◆ What you are asked to do
The reply has to be a number alone, equal to how many lines in the entries below hold the string "violin".

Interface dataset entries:
-- -- --

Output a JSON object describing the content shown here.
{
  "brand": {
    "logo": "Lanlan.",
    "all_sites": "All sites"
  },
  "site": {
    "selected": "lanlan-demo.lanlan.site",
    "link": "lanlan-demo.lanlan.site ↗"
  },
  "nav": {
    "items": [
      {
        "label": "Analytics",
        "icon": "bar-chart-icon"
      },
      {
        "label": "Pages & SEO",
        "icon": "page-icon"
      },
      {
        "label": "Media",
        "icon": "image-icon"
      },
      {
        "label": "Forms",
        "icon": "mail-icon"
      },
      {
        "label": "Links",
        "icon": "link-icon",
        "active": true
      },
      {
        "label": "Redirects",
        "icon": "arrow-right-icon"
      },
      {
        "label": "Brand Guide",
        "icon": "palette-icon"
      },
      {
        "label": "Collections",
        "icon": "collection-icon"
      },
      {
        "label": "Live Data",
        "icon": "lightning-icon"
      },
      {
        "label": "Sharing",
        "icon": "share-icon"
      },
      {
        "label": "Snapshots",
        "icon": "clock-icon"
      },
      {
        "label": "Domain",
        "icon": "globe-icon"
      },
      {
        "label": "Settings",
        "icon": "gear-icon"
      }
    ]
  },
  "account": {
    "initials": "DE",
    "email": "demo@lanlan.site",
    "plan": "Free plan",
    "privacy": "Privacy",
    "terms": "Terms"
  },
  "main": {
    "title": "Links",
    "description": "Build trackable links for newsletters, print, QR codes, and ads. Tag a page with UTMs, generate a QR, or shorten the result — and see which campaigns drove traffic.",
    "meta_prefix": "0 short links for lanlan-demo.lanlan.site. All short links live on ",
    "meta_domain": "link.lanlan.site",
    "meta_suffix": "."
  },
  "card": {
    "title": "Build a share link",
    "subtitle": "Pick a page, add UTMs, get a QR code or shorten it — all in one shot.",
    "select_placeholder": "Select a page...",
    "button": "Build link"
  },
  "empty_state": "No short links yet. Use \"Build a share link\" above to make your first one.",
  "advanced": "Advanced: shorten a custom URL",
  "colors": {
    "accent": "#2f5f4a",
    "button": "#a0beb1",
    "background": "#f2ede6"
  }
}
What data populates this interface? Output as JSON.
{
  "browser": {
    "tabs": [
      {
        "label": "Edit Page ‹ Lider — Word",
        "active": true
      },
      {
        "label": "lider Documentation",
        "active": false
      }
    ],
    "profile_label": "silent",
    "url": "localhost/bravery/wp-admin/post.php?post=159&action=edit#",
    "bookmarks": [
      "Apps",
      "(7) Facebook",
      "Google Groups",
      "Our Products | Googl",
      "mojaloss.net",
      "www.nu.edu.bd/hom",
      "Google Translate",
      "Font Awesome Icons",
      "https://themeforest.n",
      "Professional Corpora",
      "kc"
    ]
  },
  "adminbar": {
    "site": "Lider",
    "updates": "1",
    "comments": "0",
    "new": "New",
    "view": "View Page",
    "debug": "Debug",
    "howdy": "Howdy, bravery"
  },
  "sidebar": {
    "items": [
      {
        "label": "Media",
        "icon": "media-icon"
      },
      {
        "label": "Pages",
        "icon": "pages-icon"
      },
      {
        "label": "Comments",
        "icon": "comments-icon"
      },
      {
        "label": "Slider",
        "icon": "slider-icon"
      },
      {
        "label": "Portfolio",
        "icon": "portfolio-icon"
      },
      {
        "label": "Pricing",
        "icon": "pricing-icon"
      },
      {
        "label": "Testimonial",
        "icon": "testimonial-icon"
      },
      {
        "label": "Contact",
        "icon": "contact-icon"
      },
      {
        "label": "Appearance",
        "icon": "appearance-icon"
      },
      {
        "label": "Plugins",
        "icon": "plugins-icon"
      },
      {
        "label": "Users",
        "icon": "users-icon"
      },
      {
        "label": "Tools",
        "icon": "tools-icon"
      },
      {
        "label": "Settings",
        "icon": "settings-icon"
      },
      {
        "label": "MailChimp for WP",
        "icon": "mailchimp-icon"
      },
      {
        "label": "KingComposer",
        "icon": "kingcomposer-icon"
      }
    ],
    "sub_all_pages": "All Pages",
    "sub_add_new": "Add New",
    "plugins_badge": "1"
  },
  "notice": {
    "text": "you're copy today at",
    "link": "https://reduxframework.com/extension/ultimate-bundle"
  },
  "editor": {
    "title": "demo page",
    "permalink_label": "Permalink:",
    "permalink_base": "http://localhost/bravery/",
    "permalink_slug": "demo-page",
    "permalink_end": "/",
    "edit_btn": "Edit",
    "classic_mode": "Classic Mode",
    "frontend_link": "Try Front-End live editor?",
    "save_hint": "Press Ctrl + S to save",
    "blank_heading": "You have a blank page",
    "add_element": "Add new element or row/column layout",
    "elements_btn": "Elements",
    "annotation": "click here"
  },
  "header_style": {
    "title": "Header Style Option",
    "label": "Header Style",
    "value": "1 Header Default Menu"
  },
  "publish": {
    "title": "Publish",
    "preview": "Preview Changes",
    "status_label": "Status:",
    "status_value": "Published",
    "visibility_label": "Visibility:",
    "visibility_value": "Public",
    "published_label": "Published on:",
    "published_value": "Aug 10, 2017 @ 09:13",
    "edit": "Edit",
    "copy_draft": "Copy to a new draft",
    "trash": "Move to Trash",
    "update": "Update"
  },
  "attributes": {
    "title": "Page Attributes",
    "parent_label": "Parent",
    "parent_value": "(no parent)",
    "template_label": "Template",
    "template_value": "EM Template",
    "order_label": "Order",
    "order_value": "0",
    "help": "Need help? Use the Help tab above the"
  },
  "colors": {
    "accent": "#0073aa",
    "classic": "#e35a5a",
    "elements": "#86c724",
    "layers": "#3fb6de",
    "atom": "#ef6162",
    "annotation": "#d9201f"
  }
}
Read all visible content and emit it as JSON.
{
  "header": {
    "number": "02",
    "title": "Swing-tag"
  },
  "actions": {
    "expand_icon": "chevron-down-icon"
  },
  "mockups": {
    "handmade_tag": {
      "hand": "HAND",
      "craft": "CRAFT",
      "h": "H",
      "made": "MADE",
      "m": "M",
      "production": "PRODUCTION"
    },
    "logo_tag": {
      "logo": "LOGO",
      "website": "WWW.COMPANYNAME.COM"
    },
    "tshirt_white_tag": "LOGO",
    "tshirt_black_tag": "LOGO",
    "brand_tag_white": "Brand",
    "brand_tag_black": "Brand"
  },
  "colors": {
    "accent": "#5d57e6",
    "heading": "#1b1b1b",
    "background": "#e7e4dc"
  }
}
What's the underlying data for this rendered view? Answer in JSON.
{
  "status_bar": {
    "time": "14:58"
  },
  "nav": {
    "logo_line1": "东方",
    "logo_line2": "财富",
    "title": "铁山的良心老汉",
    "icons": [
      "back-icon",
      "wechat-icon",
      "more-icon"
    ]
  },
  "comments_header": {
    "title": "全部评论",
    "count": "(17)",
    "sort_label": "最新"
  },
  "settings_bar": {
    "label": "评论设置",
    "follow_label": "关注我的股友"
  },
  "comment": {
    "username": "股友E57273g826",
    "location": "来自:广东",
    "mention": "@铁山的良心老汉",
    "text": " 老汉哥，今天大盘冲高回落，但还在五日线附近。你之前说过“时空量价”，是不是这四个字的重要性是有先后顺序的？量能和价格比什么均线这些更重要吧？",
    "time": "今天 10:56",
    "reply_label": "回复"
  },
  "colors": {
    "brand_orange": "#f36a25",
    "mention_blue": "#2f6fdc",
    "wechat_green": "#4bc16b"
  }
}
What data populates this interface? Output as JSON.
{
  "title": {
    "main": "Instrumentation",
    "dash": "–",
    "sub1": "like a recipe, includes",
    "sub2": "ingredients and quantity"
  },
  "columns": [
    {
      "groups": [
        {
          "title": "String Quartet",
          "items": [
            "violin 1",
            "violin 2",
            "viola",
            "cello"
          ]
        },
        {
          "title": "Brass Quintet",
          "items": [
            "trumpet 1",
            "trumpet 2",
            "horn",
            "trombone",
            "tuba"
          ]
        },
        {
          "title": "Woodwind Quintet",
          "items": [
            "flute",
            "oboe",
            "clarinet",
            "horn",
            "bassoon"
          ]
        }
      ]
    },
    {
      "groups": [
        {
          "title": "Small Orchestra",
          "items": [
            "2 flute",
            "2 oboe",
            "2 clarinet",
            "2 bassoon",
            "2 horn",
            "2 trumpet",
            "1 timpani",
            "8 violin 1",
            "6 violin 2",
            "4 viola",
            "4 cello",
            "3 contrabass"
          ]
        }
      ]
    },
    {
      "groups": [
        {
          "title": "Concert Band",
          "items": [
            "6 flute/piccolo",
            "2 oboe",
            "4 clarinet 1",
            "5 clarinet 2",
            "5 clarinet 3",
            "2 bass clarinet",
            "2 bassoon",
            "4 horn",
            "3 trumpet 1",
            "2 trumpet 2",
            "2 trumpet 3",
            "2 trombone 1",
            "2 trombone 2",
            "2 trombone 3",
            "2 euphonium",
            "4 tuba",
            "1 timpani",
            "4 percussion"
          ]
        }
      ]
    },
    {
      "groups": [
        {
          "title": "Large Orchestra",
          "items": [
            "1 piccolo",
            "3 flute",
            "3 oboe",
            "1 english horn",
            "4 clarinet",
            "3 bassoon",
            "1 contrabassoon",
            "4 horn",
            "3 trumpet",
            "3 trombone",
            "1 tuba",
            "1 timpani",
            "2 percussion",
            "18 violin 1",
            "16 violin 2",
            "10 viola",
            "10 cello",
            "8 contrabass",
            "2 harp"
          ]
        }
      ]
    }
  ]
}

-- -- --

◆ Expected answer
6